Q&A on the News

Q: How is a person determined to have contracted West Nile Virus?

— Vance Oakes, Bethlehem

A: West Nile Virus can be determined through a blood test or test of spinal fluid, according to the Mayo Clinic. Serious symptoms show up in only one of 150 people who are infected with the virus, according to the Centers for Disease Control and Prevention. Severe symptoms can include high fever, headache, neck stiffness, stupor, disorientation, coma, tremors, convulsions, muscle weakness, vision loss, numbness and paralysis. These symptoms may last several weeks and neurological effects may be permanent, according to the CDC. Up to 20 percent of people who become infected may have a combination of fever, headaches and body aches, nausea, vomiting and sometimes swollen lymph glands or a skin rash on the chest, stomach and back. Almost 80 percent of the people infected with West Nile Virus display no symptoms. West Nile Virus is most often spread through the bites of mosquitoes, which are infected when they feed on infected birds, according to the CDC. Symptoms typically develop between 3-14 days after being bitten and there is no specific treatment for the West Nile Virus infection. Some people may need to go to the hospital in the more severe cases, where "they can receive supportive treatment including intravenous fluids, help with breathing and nursing care," according to the CDC, which warns that people should seek immediate medical attention if they develop severe symptoms, such as unusually severe headaches or confusion.

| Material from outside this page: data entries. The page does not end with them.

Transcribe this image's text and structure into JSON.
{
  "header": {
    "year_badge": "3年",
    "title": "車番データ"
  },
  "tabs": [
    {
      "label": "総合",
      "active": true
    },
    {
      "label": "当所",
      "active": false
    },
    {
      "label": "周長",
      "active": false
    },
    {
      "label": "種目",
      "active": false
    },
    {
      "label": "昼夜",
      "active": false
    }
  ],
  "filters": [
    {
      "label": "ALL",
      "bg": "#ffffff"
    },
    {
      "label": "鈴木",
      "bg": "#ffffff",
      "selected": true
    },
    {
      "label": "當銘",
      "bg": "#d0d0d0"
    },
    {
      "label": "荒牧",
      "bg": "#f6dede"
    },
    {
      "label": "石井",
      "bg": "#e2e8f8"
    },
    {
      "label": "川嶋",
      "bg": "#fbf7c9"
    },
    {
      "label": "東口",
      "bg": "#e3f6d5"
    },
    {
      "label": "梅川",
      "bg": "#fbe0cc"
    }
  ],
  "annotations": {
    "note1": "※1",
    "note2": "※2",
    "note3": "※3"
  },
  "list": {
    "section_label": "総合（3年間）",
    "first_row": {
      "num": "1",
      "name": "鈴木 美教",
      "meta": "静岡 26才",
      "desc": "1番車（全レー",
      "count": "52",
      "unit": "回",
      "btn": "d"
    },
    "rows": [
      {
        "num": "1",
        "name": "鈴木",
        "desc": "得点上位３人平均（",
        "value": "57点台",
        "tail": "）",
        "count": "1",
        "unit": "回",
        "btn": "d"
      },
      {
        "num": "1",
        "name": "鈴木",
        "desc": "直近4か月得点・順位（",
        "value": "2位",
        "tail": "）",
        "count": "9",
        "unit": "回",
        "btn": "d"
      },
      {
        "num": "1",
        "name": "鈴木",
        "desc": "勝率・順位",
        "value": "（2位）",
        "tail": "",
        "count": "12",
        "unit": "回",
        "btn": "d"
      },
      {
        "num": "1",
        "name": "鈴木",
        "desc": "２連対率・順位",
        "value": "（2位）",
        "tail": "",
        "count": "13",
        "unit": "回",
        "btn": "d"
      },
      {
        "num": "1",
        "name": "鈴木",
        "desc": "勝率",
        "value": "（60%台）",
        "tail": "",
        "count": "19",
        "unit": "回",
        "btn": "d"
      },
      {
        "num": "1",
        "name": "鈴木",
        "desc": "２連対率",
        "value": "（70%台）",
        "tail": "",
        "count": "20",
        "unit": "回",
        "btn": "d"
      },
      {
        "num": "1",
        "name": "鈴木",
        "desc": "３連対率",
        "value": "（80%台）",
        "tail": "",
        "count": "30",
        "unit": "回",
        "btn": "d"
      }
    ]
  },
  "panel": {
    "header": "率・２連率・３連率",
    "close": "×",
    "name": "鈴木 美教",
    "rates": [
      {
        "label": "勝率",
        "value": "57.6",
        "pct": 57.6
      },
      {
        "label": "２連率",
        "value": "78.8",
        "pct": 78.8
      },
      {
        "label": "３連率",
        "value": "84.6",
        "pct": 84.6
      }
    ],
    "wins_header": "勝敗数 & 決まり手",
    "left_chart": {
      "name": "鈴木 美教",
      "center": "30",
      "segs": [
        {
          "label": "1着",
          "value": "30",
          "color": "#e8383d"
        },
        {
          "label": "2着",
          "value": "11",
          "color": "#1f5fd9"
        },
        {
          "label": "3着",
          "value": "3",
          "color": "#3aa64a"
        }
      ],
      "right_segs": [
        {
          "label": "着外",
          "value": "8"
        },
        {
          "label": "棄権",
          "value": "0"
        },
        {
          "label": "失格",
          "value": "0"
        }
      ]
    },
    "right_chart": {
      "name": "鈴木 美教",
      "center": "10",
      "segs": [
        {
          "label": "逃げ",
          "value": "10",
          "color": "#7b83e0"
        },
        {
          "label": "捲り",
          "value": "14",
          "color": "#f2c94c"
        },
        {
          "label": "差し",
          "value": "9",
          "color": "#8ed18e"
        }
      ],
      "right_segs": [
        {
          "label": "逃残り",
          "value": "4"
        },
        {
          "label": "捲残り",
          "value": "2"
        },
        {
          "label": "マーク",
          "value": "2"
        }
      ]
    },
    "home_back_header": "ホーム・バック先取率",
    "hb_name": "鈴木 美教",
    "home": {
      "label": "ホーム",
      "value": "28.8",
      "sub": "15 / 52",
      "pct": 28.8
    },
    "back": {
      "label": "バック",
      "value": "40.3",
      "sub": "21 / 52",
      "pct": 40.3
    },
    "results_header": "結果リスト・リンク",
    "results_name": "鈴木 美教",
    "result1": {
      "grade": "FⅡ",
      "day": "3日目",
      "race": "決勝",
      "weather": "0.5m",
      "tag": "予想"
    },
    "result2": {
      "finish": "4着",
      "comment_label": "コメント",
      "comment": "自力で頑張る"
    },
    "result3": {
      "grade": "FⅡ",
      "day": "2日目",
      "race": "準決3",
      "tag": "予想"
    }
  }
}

Andy Johnston wrote this column. Do you have a question about the news? We’ll try to get the answer. Call 404-222-2002 or email q&a@ajc.com (include name, phone and city).